Well, you’re charismatic, down to earth, personable, and a damn good storyteller.
As long as five million people agree with you, we’ll be alright.
I know you break it down in the track, but can you explain choosing to call the album, Entitled. I saw it announced a few months ago and I was scratching my head.
Anyone who knows me and my music, they know I like double entendres and multiple meanings for one word. I wanted a term that would have them depict and dissect the meaning. Most people see a negative connotation to the word for “Entitled”. People thinking things should be given to them, not willing to work for it. I see a lot of artists – including myself – feel that way. “I’m a good rapper. I make dope videos. I make dope shit. How come I’m not in the same position as that guy? How come I’m not on that cover or on that show?” Nothing is handed or promised to you, you’re not entitled to that. No one owes you anything. As soon as you realize that, you can move forward.
You have to figure out how to get there by earning it. Not that everyone in those positions has earned it. But that doesn’t mean you should be there. It is not entitled to you. It is not the case. I thought someday I would sign a big record deal and be a big star, as long as I did what I did. That’s not necessarily promised to me. I have been putting out records for close to ten years. I am not a big star but I have a career. That was one side of “Entitled”.

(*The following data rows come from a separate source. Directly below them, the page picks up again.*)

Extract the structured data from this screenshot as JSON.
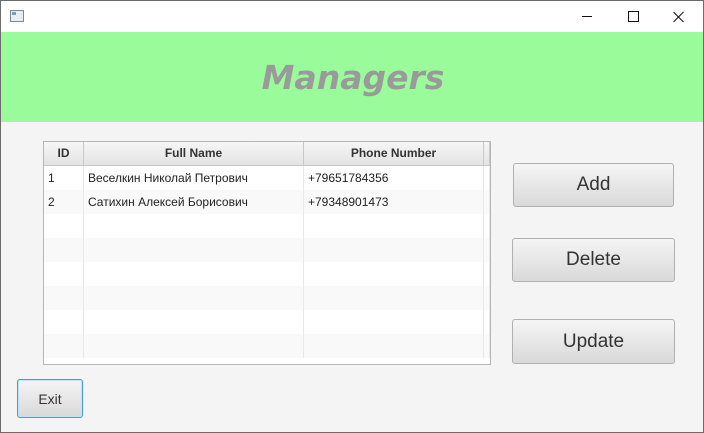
{
  "window": {
    "controls": {
      "minimize_icon": "minimize-icon",
      "maximize_icon": "maximize-icon",
      "close_icon": "close-icon"
    }
  },
  "header": {
    "title": "Managers",
    "background_color": "#9afb9a",
    "title_color": "#9a9a9a"
  },
  "table": {
    "columns": [
      "ID",
      "Full Name",
      "Phone Number"
    ],
    "rows": [
      {
        "id": "1",
        "full_name": "Веселкин Николай Петрович",
        "phone": "+79651784356"
      },
      {
        "id": "2",
        "full_name": "Сатихин Алексей Борисович",
        "phone": "+79348901473"
      }
    ]
  },
  "buttons": {
    "add": "Add",
    "delete": "Delete",
    "update": "Update",
    "exit": "Exit"
  }
}
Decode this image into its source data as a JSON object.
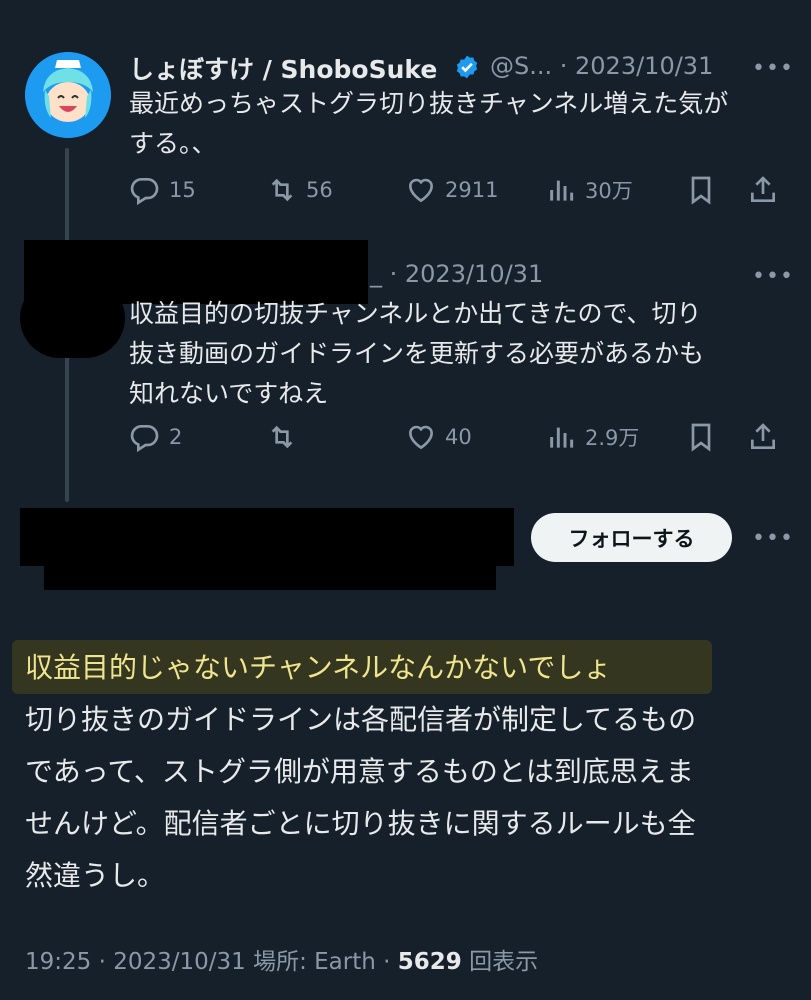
{
  "tweet1": {
    "name": "しょぼすけ / ShoboSuke",
    "handle_date": "@S... · 2023/10/31",
    "text_lines": [
      "最近めっちゃストグラ切り抜きチャンネル増えた気が",
      "する。、"
    ],
    "replies": "15",
    "retweets": "56",
    "likes": "2911",
    "views": "30万"
  },
  "tweet2": {
    "date": "_ · 2023/10/31",
    "text_lines": [
      "収益目的の切抜チャンネルとか出てきたので、切り",
      "抜き動画のガイドラインを更新する必要があるかも",
      "知れないですねえ"
    ],
    "replies": "2",
    "likes": "40",
    "views": "2.9万"
  },
  "follow_label": "フォローする",
  "main": {
    "highlight_line": "収益目的じゃないチャンネルなんかないでしょ",
    "lines": [
      "切り抜きのガイドラインは各配信者が制定してるもの",
      "であって、ストグラ側が用意するものとは到底思えま",
      "せんけど。配信者ごとに切り抜きに関するルールも全",
      "然違うし。"
    ]
  },
  "footer": {
    "meta": "19:25 · 2023/10/31 場所: Earth · ",
    "view_count": "5629",
    "view_label": " 回表示"
  },
  "more_glyph": "•••",
  "colors": {
    "accent": "#1d9bf0",
    "highlight_bg": "#35361f",
    "highlight_text": "#f0e58f"
  }
}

For as much I’m saying you are not entitled, you are for other things: fair treatment. Kids getting shot down, police brutality, those are unfortunate and unfair. Some of the content of the album touches on these things. We are entitled to rights, freedoms, and liberties as everyone else. Females, men, black men, young black kids. They are entitled as much as our counter parts. I thought that would be a great double meaning that you expect to feel one way going in and you come out feeling a different type of way, from me breaking it down.
Follow Torae on Twitter: @Torae – Listen on SiriusXM: The TOR Guide: Weekdays, 5 pm – 10 pm ET; Sundays, 10 am – 3 pm ET